■ **DATA**
#####

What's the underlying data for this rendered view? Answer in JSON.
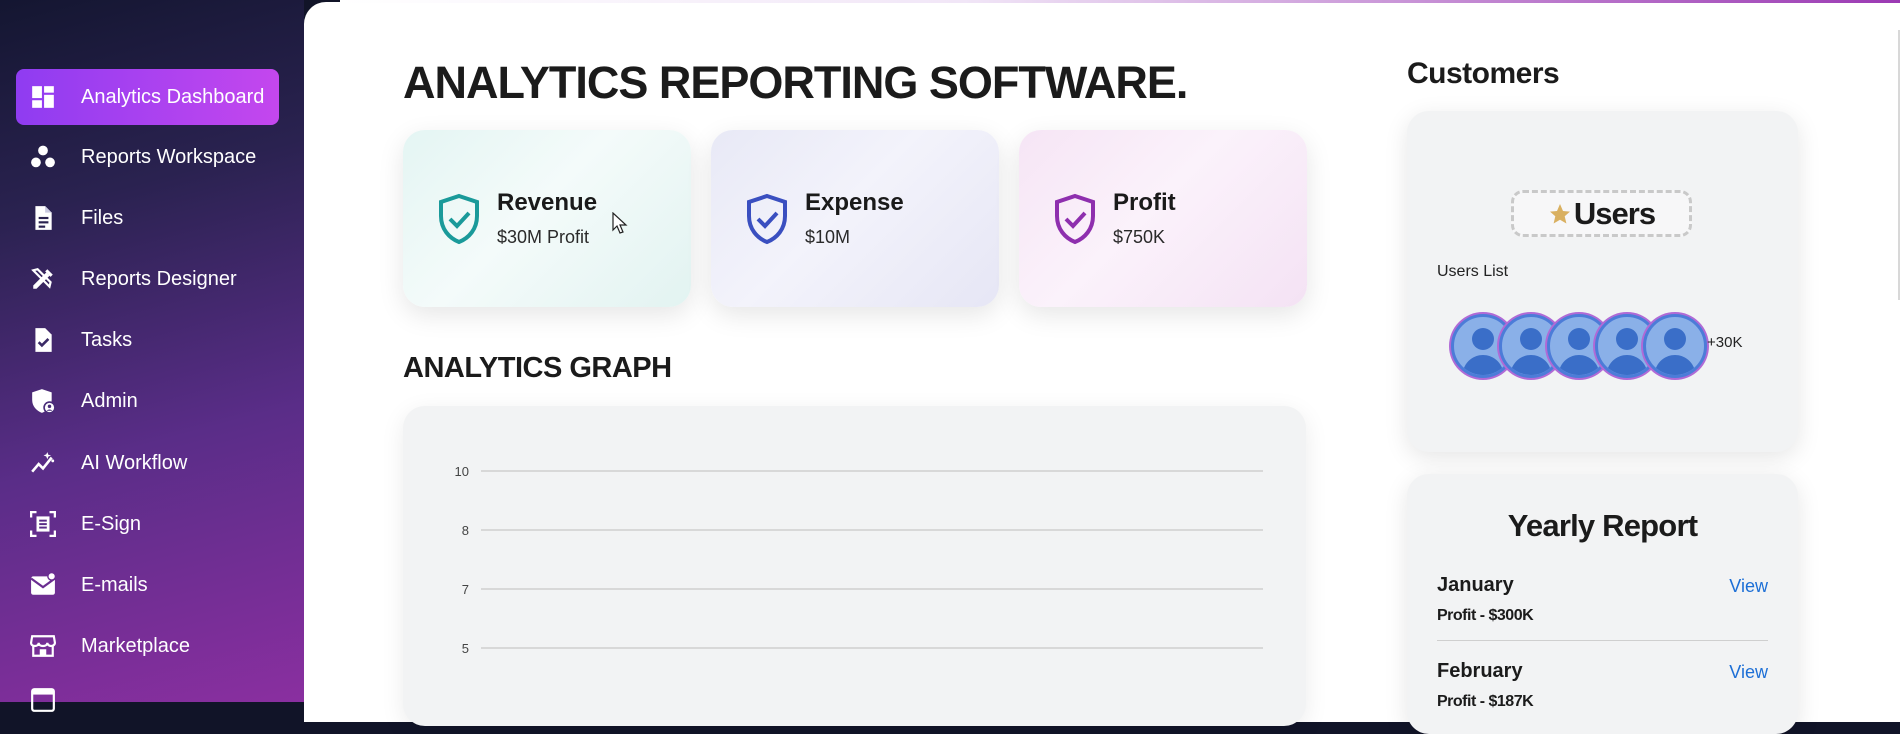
{
  "sidebar": {
    "items": [
      {
        "label": "Analytics Dashboard",
        "icon": "dashboard-icon",
        "active": true
      },
      {
        "label": "Reports Workspace",
        "icon": "workspace-icon"
      },
      {
        "label": "Files",
        "icon": "file-icon"
      },
      {
        "label": "Reports Designer",
        "icon": "designer-icon"
      },
      {
        "label": "Tasks",
        "icon": "task-icon"
      },
      {
        "label": "Admin",
        "icon": "admin-shield-icon"
      },
      {
        "label": "AI Workflow",
        "icon": "ai-workflow-icon"
      },
      {
        "label": "E-Sign",
        "icon": "esign-icon"
      },
      {
        "label": "E-mails",
        "icon": "email-icon"
      },
      {
        "label": "Marketplace",
        "icon": "marketplace-icon"
      }
    ]
  },
  "main": {
    "title": "ANALYTICS REPORTING SOFTWARE.",
    "cards": [
      {
        "title": "Revenue",
        "value": "$30M Profit",
        "color": "#1a9a9a"
      },
      {
        "title": "Expense",
        "value": "$10M",
        "color": "#3a4fc0"
      },
      {
        "title": "Profit",
        "value": "$750K",
        "color": "#8e2fae"
      }
    ],
    "graph_title": "ANALYTICS GRAPH"
  },
  "chart_data": {
    "type": "line",
    "y_ticks": [
      "10",
      "8",
      "7",
      "5"
    ],
    "grid": true
  },
  "customers": {
    "title": "Customers",
    "badge": "Users",
    "list_label": "Users List",
    "extra_count": "+30K"
  },
  "yearly": {
    "title": "Yearly Report",
    "rows": [
      {
        "month": "January",
        "profit": "Profit - $300K",
        "link": "View"
      },
      {
        "month": "February",
        "profit": "Profit - $187K",
        "link": "View"
      }
    ]
  },
  "colors": {
    "accent": "#a040f0",
    "link": "#1d6fd6"
  }
}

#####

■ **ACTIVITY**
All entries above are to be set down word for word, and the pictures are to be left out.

■ **COMPLETED EXERCISE**
What's the underlying data for this rendered view? Answer in JSON.
{
  "sidebar": {
    "items": [
      {
        "label": "Analytics Dashboard",
        "icon": "dashboard-icon",
        "active": true
      },
      {
        "label": "Reports Workspace",
        "icon": "workspace-icon"
      },
      {
        "label": "Files",
        "icon": "file-icon"
      },
      {
        "label": "Reports Designer",
        "icon": "designer-icon"
      },
      {
        "label": "Tasks",
        "icon": "task-icon"
      },
      {
        "label": "Admin",
        "icon": "admin-shield-icon"
      },
      {
        "label": "AI Workflow",
        "icon": "ai-workflow-icon"
      },
      {
        "label": "E-Sign",
        "icon": "esign-icon"
      },
      {
        "label": "E-mails",
        "icon": "email-icon"
      },
      {
        "label": "Marketplace",
        "icon": "marketplace-icon"
      }
    ]
  },
  "main": {
    "title": "ANALYTICS REPORTING SOFTWARE.",
    "cards": [
      {
        "title": "Revenue",
        "value": "$30M Profit",
        "color": "#1a9a9a"
      },
      {
        "title": "Expense",
        "value": "$10M",
        "color": "#3a4fc0"
      },
      {
        "title": "Profit",
        "value": "$750K",
        "color": "#8e2fae"
      }
    ],
    "graph_title": "ANALYTICS GRAPH"
  },
  "chart_data": {
    "type": "line",
    "y_ticks": [
      "10",
      "8",
      "7",
      "5"
    ],
    "grid": true
  },
  "customers": {
    "title": "Customers",
    "badge": "Users",
    "list_label": "Users List",
    "extra_count": "+30K"
  },
  "yearly": {
    "title": "Yearly Report",
    "rows": [
      {
        "month": "January",
        "profit": "Profit - $300K",
        "link": "View"
      },
      {
        "month": "February",
        "profit": "Profit - $187K",
        "link": "View"
      }
    ]
  },
  "colors": {
    "accent": "#a040f0",
    "link": "#1d6fd6"
  }
}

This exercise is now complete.